Air France passengers vote on carbon offset projects

January 14, 2020
carbon offset Air france
Photo: Air France.

Air France customers are getting to vote for a project that will help offset the carbon emissions of 450 flights and 57,000 customers per day.

Air France is one of a cluster of airlines offsetting 100 percent of C02 emissions on all domestic flights but the French twist is customers will get to decide where some of the money goes.

READ: Rolls-Royce robots build greener engines.

The move comes as airlines are keeping a wary eye on the growth in Europe of “flight shaming”, the movement that attempts to convince people to not fly for environmental reasons.

The carrier’s offset program on flights within mainland France began January 1.

The offsetting takes the form of participation in internationally certified projects in areas such as reforestation, forest preservation and biodiversity as well as renewable energy.

Passengers have until January 17 to choose between projects such as a forest preservation project in Brazil’s Amazon River delta,  a photovoltaic program in Senegal to provide clean electricity to people who do not have it and a biogas production program in Vietnam that develops a new energy source from waste.

The program receiving the highest number of votes will, starting this year, be included in Air France’s offsetting initiative.

Eight other projects on four continents have been selected as participants and launched in partnership with French offsetting pioneer EcoAct.

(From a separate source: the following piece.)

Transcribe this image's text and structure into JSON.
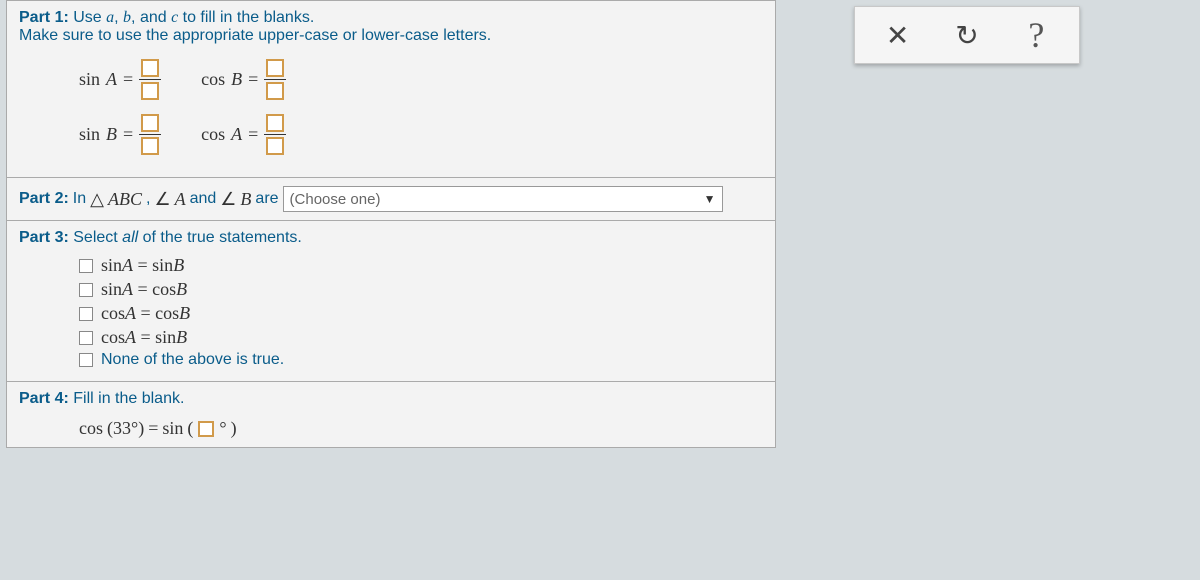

British Airways is also offsetting all domestic UK flights and JetBlue announced last week that it would do the same in the US from July 2020.

The US low-cost carrier also plans to start flying using sustainable aviation fuel from San Francisco International Airport from mid-2020.

BA’s carbon offsetting commitment affects 75 daily flights between London and 10 UK cities, including Manchester, Leeds, Newcastle, Edinburgh, Jersey and Glasgow.

A global carbon offset scheme for international flights is also being introduced and is backed by the United Nations’ International Civil Aviation Organization.

Called CORSIA, it is expected to reduce aviation CO2 emissions by 2.5 billion tonnes from 2020 to 2035.